WORK REQUIRED »
Find the lines below that include the word "title" and state how many there are, adding nothing.

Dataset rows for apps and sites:
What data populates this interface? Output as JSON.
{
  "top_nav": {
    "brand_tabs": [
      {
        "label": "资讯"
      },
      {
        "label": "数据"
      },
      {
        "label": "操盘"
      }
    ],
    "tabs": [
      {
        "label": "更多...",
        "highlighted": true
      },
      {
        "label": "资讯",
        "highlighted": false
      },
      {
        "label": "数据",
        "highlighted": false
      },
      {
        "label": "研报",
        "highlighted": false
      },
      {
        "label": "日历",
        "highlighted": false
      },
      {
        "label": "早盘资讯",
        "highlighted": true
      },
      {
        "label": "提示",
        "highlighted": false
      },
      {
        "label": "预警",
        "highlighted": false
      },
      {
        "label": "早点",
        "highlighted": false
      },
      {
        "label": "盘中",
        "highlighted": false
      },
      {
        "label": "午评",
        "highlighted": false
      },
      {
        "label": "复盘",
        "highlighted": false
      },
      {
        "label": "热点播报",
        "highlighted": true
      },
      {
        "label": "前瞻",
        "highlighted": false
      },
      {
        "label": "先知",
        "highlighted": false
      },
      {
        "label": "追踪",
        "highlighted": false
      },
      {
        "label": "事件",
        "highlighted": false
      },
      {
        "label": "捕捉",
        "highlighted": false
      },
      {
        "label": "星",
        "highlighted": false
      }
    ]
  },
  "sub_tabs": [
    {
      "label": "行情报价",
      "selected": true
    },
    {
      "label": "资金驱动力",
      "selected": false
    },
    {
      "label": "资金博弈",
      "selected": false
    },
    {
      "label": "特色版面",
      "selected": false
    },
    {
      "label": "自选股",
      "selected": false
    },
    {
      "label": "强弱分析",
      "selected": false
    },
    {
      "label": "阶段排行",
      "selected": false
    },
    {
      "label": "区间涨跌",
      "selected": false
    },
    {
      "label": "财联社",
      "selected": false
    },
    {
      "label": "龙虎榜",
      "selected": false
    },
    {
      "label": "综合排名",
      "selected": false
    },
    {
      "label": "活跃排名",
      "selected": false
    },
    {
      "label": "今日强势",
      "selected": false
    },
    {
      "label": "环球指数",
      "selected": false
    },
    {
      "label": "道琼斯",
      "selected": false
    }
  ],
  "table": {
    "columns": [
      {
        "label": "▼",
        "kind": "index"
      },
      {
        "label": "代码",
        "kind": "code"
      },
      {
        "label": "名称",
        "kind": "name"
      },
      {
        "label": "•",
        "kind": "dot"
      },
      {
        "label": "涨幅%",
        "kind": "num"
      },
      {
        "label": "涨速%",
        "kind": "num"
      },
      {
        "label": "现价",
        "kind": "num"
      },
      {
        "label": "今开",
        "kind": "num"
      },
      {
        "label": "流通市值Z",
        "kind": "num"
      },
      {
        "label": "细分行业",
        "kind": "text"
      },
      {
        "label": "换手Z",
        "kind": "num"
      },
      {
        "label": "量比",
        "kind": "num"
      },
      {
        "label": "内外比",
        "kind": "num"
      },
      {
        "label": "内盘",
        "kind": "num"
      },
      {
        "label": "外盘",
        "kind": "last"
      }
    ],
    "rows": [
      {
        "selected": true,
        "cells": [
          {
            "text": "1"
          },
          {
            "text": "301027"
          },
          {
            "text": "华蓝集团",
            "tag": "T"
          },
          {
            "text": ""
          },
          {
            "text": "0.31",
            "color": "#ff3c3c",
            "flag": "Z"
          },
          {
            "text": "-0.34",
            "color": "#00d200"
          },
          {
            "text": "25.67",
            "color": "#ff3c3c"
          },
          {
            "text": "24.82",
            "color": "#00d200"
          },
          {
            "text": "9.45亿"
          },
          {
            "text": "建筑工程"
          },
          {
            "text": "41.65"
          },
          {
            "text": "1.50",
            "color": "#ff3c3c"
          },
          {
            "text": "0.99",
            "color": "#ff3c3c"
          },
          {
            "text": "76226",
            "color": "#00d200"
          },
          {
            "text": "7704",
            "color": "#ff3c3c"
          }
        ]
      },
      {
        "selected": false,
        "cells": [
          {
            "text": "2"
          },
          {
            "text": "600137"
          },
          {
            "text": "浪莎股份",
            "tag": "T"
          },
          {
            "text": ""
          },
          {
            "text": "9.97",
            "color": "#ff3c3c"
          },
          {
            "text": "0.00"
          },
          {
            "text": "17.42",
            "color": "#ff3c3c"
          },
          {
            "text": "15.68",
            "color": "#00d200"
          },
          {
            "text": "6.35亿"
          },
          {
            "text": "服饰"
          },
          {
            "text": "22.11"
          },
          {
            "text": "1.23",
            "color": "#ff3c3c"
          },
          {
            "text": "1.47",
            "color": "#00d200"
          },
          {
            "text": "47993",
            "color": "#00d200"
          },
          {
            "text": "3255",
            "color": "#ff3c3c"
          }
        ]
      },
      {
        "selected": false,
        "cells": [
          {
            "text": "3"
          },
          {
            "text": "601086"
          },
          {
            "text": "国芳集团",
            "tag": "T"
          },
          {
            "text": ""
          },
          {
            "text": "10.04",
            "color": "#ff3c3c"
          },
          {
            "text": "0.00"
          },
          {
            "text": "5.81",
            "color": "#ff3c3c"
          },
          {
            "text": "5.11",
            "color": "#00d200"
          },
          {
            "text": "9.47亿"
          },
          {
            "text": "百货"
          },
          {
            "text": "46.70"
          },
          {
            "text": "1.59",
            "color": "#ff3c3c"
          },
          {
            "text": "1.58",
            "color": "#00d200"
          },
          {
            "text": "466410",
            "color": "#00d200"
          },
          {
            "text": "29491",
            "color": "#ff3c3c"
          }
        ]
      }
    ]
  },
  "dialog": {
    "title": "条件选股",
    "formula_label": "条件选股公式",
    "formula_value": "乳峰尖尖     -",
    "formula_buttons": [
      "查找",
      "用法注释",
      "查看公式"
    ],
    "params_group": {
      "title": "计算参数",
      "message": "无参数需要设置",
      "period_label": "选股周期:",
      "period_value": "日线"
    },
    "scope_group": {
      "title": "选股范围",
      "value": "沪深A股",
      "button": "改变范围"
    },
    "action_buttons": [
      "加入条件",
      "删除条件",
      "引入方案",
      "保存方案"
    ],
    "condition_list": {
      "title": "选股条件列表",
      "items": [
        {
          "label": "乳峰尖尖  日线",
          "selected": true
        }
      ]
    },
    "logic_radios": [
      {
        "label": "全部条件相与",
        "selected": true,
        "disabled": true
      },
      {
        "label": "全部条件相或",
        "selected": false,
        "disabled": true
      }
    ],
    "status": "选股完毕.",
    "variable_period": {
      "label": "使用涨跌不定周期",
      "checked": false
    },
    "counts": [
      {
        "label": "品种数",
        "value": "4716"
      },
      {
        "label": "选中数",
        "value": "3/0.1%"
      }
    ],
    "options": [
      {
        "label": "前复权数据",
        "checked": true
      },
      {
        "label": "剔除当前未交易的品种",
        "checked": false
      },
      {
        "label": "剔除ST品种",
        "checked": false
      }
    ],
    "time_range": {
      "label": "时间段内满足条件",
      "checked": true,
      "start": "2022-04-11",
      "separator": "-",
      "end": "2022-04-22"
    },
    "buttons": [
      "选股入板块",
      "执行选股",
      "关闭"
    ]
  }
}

YOUR SOLUTION »
4